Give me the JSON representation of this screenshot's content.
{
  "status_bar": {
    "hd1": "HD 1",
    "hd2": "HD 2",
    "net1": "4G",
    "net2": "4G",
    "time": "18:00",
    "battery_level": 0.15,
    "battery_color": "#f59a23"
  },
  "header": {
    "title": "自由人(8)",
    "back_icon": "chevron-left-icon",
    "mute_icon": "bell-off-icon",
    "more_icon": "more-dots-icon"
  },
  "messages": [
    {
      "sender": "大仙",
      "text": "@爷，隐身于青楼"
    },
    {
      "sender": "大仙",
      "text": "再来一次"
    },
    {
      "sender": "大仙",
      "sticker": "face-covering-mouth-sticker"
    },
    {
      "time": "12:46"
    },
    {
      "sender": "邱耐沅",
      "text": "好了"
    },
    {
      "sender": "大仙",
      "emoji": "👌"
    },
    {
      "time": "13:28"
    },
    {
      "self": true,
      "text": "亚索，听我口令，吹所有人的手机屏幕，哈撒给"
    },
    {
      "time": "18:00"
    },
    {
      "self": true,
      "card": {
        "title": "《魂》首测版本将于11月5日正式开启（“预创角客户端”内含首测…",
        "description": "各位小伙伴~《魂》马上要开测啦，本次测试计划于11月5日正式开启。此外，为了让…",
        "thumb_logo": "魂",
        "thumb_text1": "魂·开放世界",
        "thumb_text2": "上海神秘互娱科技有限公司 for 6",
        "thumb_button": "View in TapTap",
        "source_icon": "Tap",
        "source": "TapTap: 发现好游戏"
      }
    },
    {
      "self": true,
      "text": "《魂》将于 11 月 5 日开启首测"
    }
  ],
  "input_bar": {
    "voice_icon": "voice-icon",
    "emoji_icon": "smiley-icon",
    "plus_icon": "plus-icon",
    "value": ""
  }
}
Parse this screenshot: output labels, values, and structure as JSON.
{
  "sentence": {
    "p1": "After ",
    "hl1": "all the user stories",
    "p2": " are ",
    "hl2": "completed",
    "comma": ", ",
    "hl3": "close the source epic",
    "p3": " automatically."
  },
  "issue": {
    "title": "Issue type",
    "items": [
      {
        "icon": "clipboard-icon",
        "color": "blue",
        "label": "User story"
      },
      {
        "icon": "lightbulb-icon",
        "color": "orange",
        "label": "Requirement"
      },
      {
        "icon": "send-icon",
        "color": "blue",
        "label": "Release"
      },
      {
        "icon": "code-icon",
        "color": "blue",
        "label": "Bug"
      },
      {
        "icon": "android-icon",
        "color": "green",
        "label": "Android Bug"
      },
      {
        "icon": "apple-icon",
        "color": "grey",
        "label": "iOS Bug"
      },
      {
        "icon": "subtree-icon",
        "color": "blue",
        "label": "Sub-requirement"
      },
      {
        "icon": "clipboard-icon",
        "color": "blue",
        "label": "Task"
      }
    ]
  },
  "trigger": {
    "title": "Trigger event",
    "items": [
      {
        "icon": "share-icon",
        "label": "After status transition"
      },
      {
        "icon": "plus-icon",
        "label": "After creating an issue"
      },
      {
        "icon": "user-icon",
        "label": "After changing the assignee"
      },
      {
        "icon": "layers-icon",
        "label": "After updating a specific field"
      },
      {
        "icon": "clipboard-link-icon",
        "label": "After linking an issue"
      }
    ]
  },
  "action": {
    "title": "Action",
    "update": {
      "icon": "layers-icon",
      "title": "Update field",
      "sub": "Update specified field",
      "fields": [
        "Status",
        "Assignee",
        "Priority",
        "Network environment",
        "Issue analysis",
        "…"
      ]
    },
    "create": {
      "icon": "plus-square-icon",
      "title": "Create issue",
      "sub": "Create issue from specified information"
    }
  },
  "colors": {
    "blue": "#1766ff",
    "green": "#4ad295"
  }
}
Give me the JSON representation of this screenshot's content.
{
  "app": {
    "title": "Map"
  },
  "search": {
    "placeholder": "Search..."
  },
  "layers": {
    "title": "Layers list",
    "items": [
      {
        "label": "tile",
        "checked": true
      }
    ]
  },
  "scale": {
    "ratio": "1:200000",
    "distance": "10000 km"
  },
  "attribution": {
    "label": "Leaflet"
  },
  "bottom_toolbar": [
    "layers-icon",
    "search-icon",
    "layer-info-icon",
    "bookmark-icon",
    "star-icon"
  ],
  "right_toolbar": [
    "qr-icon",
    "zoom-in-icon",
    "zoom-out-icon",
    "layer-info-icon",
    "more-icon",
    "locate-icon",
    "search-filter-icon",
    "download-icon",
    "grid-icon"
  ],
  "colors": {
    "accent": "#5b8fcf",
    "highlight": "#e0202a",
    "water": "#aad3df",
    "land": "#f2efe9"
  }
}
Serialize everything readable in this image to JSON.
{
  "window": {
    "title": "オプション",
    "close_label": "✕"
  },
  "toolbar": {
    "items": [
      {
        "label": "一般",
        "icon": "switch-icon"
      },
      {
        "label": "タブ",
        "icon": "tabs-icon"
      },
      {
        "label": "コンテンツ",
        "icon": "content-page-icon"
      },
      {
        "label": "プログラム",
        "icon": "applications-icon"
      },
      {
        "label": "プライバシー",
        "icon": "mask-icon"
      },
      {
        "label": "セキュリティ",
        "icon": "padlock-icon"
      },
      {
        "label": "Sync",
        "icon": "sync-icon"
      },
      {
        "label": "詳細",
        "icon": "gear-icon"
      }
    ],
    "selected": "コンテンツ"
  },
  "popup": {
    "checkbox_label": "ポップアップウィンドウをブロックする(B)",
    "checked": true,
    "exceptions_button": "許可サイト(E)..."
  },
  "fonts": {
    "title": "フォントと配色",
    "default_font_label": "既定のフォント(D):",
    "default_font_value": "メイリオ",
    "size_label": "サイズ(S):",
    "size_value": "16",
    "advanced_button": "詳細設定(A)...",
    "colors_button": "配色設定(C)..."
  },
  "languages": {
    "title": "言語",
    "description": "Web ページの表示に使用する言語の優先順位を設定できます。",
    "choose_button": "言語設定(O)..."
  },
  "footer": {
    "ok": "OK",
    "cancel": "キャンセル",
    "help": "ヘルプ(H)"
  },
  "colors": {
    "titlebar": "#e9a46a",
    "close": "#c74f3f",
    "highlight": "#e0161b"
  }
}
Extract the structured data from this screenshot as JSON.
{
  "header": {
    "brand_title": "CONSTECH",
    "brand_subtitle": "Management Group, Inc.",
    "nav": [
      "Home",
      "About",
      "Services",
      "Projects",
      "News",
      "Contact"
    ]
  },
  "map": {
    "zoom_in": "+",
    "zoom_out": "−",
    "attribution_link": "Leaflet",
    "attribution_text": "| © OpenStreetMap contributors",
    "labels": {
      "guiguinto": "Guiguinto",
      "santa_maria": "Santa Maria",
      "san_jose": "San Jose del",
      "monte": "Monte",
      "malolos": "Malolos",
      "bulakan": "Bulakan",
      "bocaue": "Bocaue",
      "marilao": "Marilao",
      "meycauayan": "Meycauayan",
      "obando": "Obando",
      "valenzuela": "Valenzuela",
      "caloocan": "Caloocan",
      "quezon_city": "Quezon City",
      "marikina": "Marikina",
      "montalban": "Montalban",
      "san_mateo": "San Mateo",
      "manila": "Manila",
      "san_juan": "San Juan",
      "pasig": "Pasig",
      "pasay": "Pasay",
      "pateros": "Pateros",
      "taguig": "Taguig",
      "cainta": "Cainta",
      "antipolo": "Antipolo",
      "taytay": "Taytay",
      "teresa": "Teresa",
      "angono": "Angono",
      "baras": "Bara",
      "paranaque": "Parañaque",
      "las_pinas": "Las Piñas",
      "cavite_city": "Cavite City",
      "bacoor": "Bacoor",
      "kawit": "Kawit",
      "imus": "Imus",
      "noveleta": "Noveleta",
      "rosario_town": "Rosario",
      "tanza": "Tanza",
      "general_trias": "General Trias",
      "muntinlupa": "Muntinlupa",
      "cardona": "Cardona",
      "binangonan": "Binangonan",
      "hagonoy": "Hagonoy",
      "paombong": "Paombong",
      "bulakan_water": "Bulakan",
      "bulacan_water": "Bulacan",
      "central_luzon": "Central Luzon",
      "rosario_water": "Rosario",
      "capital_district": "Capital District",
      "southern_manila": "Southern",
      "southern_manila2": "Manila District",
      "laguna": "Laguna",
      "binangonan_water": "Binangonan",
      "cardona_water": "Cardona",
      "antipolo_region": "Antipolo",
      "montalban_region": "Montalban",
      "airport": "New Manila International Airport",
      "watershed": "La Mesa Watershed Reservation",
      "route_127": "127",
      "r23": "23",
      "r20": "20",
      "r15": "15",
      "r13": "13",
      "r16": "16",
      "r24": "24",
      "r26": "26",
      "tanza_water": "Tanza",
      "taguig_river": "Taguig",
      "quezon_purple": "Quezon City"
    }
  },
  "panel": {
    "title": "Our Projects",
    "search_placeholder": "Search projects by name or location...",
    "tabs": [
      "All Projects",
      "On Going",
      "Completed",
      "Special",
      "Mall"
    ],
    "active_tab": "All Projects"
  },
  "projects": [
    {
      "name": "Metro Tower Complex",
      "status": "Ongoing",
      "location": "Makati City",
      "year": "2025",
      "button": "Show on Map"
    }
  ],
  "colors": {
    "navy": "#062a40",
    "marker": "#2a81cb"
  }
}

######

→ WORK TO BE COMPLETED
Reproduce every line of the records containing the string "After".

→ SOLUTION BELOW
    "p1": "After ",
        "label": "After status transition"
        "label": "After creating an issue"
        "label": "After changing the assignee"
        "label": "After updating a specific field"
        "label": "After linking an issue"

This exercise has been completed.